If you’re looking to spend a quiet night in this Valentines Day, Sistah Sinema’s streaming films may be a perfect addition to your plans. Sistah Sinema is an organization that promotes and hosts women of color film screenings nationwide, and–lucky for us–they’re going digital, too.
Queer Women of Color Films Coming to a City (Or Laptop) Near You
On February 14, 2013 they will be launching their newest project in partnership with BuskFilms.com: Sistah Sinema Online, a database of films that can be purchased and streamed instantly. Think “Netflix of queer women of color film.”
The idea for Sistah Sinema came from Founder, Isis Asare’s own experience of community with queer women of color centered around films. “One Sunday everybody was over at my house and…I put on The Aggressives because at that time it was streaming on Netflix…It was just cool to sit in a room of queer women of color and watch the movie.”
Now Sistah Sinema is hosting queer women of color screenings in Seattle, San Antonio, Cleveland and Portland with goals to expand to even more. “My personal goal is for Sistah Sinema to be in ten cities by the end of this year.”
Fostering a Queer Women of Color Film Distribution Network: It Takes a Community
Sistah Sinema screening events offer a unique opportunity to watch films that are often hard to access otherwise. In addition, the events engage the filmmakers and audience in a post film dialogue. Filmmakers that are unable to physically attend screenings participate virtually via Skype or Google Hangout. “If we can’t get the film maker to come…then we try to organize a panel discussion of people in the community that represent the viewpoint presented in the film.”
The combination of screening and dialogue makes Sistah Sinema events much more than just going to see a movie, it creates the kind of community that has always been at the heart of the their goals.
Since the option of attending screening events is only available to those living in certain cities, Isis explained that the vision for Sistah Sinema Online is to “expand that support network and have it available for more queer women of color.”

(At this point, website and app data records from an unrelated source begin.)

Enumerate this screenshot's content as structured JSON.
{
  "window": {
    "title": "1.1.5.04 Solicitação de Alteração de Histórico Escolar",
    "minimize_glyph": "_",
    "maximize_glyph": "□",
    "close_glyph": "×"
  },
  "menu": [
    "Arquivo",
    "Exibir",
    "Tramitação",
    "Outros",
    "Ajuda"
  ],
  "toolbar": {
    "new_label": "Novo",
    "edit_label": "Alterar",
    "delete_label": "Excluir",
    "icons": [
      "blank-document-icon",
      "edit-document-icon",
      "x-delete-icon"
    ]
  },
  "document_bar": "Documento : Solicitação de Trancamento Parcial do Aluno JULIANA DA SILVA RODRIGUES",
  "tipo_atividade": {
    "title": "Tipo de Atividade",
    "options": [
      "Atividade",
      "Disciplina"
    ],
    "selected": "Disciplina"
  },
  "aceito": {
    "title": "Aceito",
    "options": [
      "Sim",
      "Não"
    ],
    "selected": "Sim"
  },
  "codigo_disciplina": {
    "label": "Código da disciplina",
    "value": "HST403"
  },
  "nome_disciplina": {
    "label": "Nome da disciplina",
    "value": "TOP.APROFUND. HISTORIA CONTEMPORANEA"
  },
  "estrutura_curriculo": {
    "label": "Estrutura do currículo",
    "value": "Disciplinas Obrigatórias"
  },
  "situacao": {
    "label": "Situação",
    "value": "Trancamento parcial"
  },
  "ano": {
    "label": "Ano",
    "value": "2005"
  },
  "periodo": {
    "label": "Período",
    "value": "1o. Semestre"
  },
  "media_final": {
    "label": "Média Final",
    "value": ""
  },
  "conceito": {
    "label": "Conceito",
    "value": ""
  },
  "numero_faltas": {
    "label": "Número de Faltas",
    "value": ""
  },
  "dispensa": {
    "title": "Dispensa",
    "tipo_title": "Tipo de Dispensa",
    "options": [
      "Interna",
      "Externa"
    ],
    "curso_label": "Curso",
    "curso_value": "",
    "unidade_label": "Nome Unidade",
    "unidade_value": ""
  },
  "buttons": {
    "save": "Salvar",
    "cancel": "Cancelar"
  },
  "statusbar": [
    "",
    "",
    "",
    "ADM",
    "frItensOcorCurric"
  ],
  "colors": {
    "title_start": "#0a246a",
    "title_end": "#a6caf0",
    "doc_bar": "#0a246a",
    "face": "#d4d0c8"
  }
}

The site will launch with over twenty films available to watch instantly from your computer, including some popular black lesbian classics. As an exclusive, Isis revealed, “We executed a four movie deal for Sistah Sinema online with First Run Features for The Watermelon Women, The Early Works of Cheryl Dunye, Lavender Limelight, and The Owls.”
Currently films will be available for pay-per-view style streaming, but as the site gains momentum, payment will switch to a monthly subscription fee allowing the viewer to watch unlimited. “The plan is to grow it into a national distribution network for queer women of color films.”
Forging New Partnerships: QWOC Media Wire To Lead QWOC Film Discussions
To this end, QWOC Media Wire and Sistah Sinema have recently entered a partnership to foster more dialogue around films and other visual media produced by queer women of color.
Says Spectra, outspoken media advocate and founder of QWOC Media Wire, “As a media advocacy organization, our mission is to promote media produced for and by queer women and trans* people of color, as well as lead national conversations about representations of queer people of color in LGBT and mainstream media... So, this was a natural pairing for us.”
As part of the partnership, Sistah Sinema and QWOC Media Wire will be collaborating with queer women of color filmmakers on PR and press communications in anticipation of feature releases, including offering audiences sneak peeks, exclusive filmmaker and cast interviews, and more. Says Isis, “In a society that often places QWOC on the margins, QWOC Media Wire is a critical space and platform to foster discussion of queer women of color movies…”
“It’s not enough to make films, or write books,” says Spectra, “They need to be discussed and critiqued by informed audiences. Hence, publishing film reviews and facilitating discussions about film with other key players committed to QWOC visibility in media–sites like Elixher.com and non-profit programs like Queer Women of Color Media Arts Project–are an important part of our strategy. We’re really looking forward to it.”